I'm not going to comment on the RX550, it's a piece of crap stopgap GPU that's good enough to run KDE, work on my projects, watch some videos, and play Warzone 2100. Anything more that that will run poorly. It overclocks like champ though.
|Text editor||Notepad++||Kate||VSCodium also a really good option|
|File manager||Windows Explorer||Dolphin||Search kinda sucks in Dolphin|
|Media player||MPC-HC||MPV||Switched to MPV exclusively|
|Image viewer||JPEGView||nomacs||Switched from Gwenview|
|Email and calendar||Thunderbird||Thunderbird|
|Web browser||Firefox||Librewolf and Ungoogled Chromium||Switched from debotnetted Firefox|
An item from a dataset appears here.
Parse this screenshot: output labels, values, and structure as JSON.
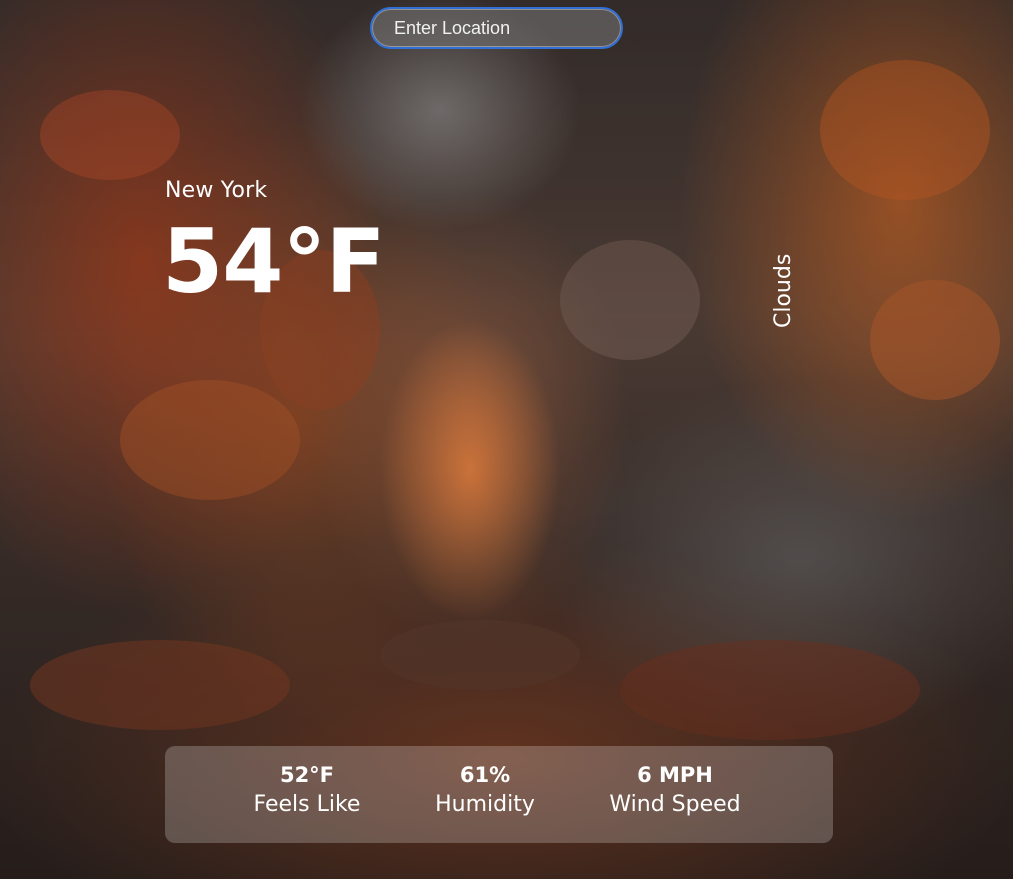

|Archive manager||7-Zip||Ark and 7-Zip with wine||I really miss 7-Zip|
|File, contacts, calendar synchronization||Syncthing, Nextcloud||Syncthing, Nextcloud|
|PDF and ebook reader||SumatraPDF||Okular and qcomicbook|
|Screenshot tool||Greenshot||Flameshot||Both are excellent|
|Notes||Notebot||KNotes||Switched from Notebot|
|Virtualization||VirtualBox||VirtualBox and libvirt||libvirt supports GPU passthrough on Linux, can run games at full speed|
|Calculator||SpeedCrunch||KCalc and SpeedCrunch|
|Graphics||GIMP||GIMP||It's getting better|
|Firewall||Simplewall||unshare -nr and/or Firejail||It's not the same thing, but there's nothing similar on Linux that doesn't require manual configuration|
|Disc burning software||Infrarecorder||K3b||I need it like once a year but ok|
|YouTube client||Browser||FreeTube||A very promising application, somewhat similar to NewPipe on Android|
Thanks to the pandemic, I've been forced to use proprietary botnets like zoom, like everyone else. To isolate them, I made a virtual machine with libvirt to which I can pass some USB devices like the microphone and the occasional webcam. This VM is connected to a separate, isolated network thanks to my motherboard's second network card, and it's configured to hide pretty much everything that can be hidden: MAC addresses, cpuid stuff, hard drive serial numbers, even the fact that it's a VM. Inside the VM, I run Windows 10 LTSC. I use a separate VM for each of these botnets, so that they don't know what other botnets I use. Ideally, I would also use a VPN to hide my external IP address, but it seems a bit excessive and I don't want to waste money on those honeypots anyway.
I'm happy to report that some of the issues from last year have been fixed.
Some of the problems I mentioned last year are still here unfortunately, along with some new ones.
I think my transition to Linux is pretty much complete at this point, and overall it's been a positive experience: I've learned a lot, tried a lot of new stuff, got rid of some bad habits, and I no longer feel like I'm being spied on as much as I was just 2 years ago. I'm excited to see what the future brings to this platform.
I wish I had more to say but things really are going quite smoothly.